The architect has won the contract for charitable developer SAFE Regeneration’s six-acre Destination Bootle project along the Leeds-Liverpool Canal.
Ellis Williams was appointed to masterplan the area through the Construction Impact Framework, and aims to submit a planning application by the end of March.
SAFE Regeneration is a successful community social enterprise and arts organisation located in a former primary school, now St Mary’s Complex. The current SAFE site already houses workshops, studios, business incubation units and community arts programmes as well as its own microbrewery and community pub, The Lock and Quay. It is also host to multiple community initiatives including the popular Bootle Music Festival.
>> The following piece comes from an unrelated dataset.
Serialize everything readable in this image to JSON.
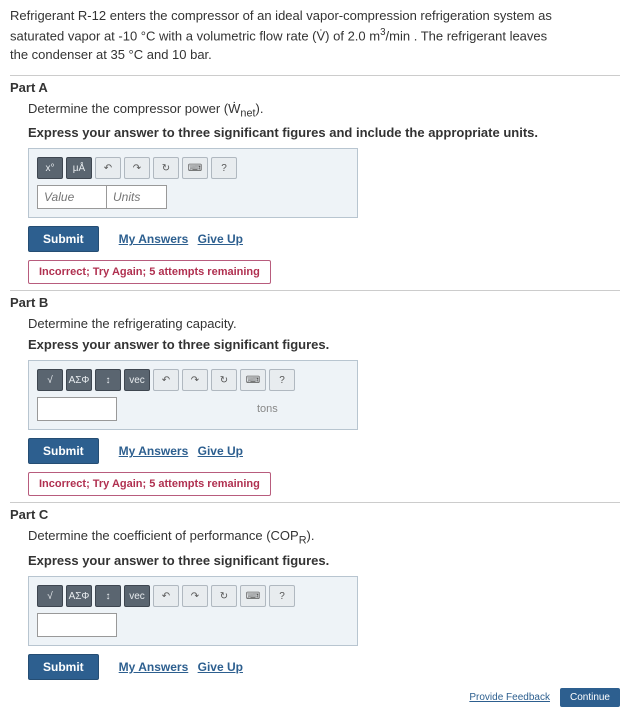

Under the banner #DestinationBootle, SAFE intends to change the perception of this unique stretch of the Leeds-Liverpool Canal into a green, vibrant live-work community responding to the needs of its residents.
The masterplan will provide over 100 new homes within a community focused landscaped public realm linking the existing surrounding communities with the heritage canal frontage. Accommodation will include family townhouses, one- and two-bed apartments and an 80-bed extra care facility, in a mixture of housing tenures that includes affordable and shared ownership.
Homes will be arranged around an 18,500 sq ft purpose-built Hub Building and The Lock and Quay, which will be refurbished and extended to 7,500 sq ft, incorporating B&B accommodation.
Ground source heating and solar energy systems are designed to meet 99% of the site’s estimated energy requirements.
The project advisory team includes Clancy Consulting, SI Sealy, and BCA Landscape Architects. SAFE Regeneration is delivering the project in partnership with Sefton Council, Regenerus and the Canal & Rivers Trust. The project has the support of Homes England and Liverpool City Region Combined Authority.
The project sits alongside the Leeds-Liverpool canal and close to the North Liverpool docks. It is situated nearby the Strand Shopping Centre.
According to SAFE, it “has ambitious plans to make [its] small community within Bootle a destination for locals and visitors alike. We have already created an oasis of greenery, creativity and wellbeing on our existing land on Waverley Street. Now we want to go further and transform Bootle’s stretch of the Leeds-Liverpool canal from an eyesore to a beautiful and vibrant place.”
Funding of £700,000 has been secured to progress the work so far from the Lottery endowment fund Power to Change, as well as Homes England, and the Liverpool City Region Combined Authority’s special investment fund.
SAFE outlined its vision in August 2016 in the ‘Bootle Town Centre Investment Framework’ commissioned by Sefton Council and delivered by Lambert Smith Hampton and Mick Timpson Urban Design.
Brian Dawe, chief executive of SAFE, said: “Everything we have achieved we have done working in partnership. We believe that everyone deserves to live in a happy, health neighbourhood. We are excited to be part of a passionate community that is helping us to shape and create a neighbourhood for the future.”
Louise Sheridan, Liverpool studio director at Ellis Williams Architects, said: “Ellis Williams specialise in community-led regeneration developments and we are delighted to secure this unique project building on the great work and vision that SAFE has established.
“The unique mix of social enterprise, creative arts hub, and community led housing will transform Bootle’s section of the Liverpool-Leeds canal and create a truly vibrant new community.”
SAFE Regeneration was established in 2000 as Safe Productions, a creative arts social enterprise working across Merseyside to create public artworks. In 2007 it relocated and spent eight years working with the Bootle community. In 2015 it became a registered charity and rebranded as SAFE Regeneration.